§ WHAT THIS TASK INVOLVES
Would you write out the full listing exactly, without any pictures?

** AVAILABLE DATA follows **

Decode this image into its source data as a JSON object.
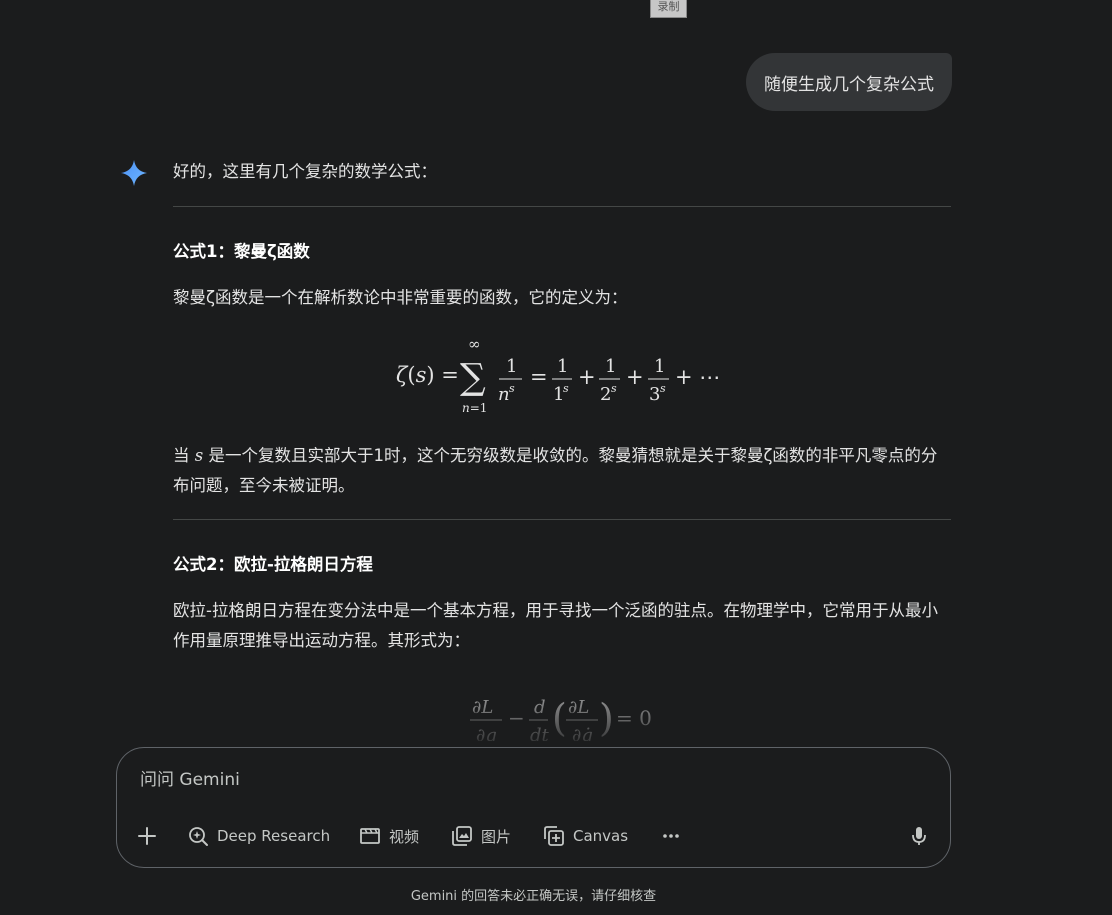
{
  "recording_badge": "录制",
  "user_message": "随便生成几个复杂公式",
  "response": {
    "intro": "好的，这里有几个复杂的数学公式：",
    "formula1": {
      "title": "公式1：黎曼ζ函数",
      "description": "黎曼ζ函数是一个在解析数论中非常重要的函数，它的定义为：",
      "explanation_before_var": "当 ",
      "explanation_var": "s",
      "explanation_after_var": " 是一个复数且实部大于1时，这个无穷级数是收敛的。黎曼猜想就是关于黎曼ζ函数的非平凡零点的分布问题，至今未被证明。"
    },
    "formula2": {
      "title": "公式2：欧拉-拉格朗日方程",
      "description": "欧拉-拉格朗日方程在变分法中是一个基本方程，用于寻找一个泛函的驻点。在物理学中，它常用于从最小作用量原理推导出运动方程。其形式为："
    }
  },
  "input": {
    "placeholder": "问问 Gemini"
  },
  "toolbar": {
    "add_icon": "plus-icon",
    "deep_research_label": "Deep Research",
    "video_label": "视频",
    "image_label": "图片",
    "canvas_label": "Canvas",
    "more_icon": "more-horizontal-icon",
    "mic_icon": "microphone-icon"
  },
  "footer": "Gemini 的回答未必正确无误，请仔细核查",
  "colors": {
    "background": "#1b1c1d",
    "bubble": "#333537",
    "accent_blue": "#4b90f5",
    "divider": "#444746"
  }
}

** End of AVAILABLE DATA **

§ RESPONSE TO THE EXERCISE
Decode this image into its source data as a JSON object.
{
  "recording_badge": "录制",
  "user_message": "随便生成几个复杂公式",
  "response": {
    "intro": "好的，这里有几个复杂的数学公式：",
    "formula1": {
      "title": "公式1：黎曼ζ函数",
      "description": "黎曼ζ函数是一个在解析数论中非常重要的函数，它的定义为：",
      "explanation_before_var": "当 ",
      "explanation_var": "s",
      "explanation_after_var": " 是一个复数且实部大于1时，这个无穷级数是收敛的。黎曼猜想就是关于黎曼ζ函数的非平凡零点的分布问题，至今未被证明。"
    },
    "formula2": {
      "title": "公式2：欧拉-拉格朗日方程",
      "description": "欧拉-拉格朗日方程在变分法中是一个基本方程，用于寻找一个泛函的驻点。在物理学中，它常用于从最小作用量原理推导出运动方程。其形式为："
    }
  },
  "input": {
    "placeholder": "问问 Gemini"
  },
  "toolbar": {
    "add_icon": "plus-icon",
    "deep_research_label": "Deep Research",
    "video_label": "视频",
    "image_label": "图片",
    "canvas_label": "Canvas",
    "more_icon": "more-horizontal-icon",
    "mic_icon": "microphone-icon"
  },
  "footer": "Gemini 的回答未必正确无误，请仔细核查",
  "colors": {
    "background": "#1b1c1d",
    "bubble": "#333537",
    "accent_blue": "#4b90f5",
    "divider": "#444746"
  }
}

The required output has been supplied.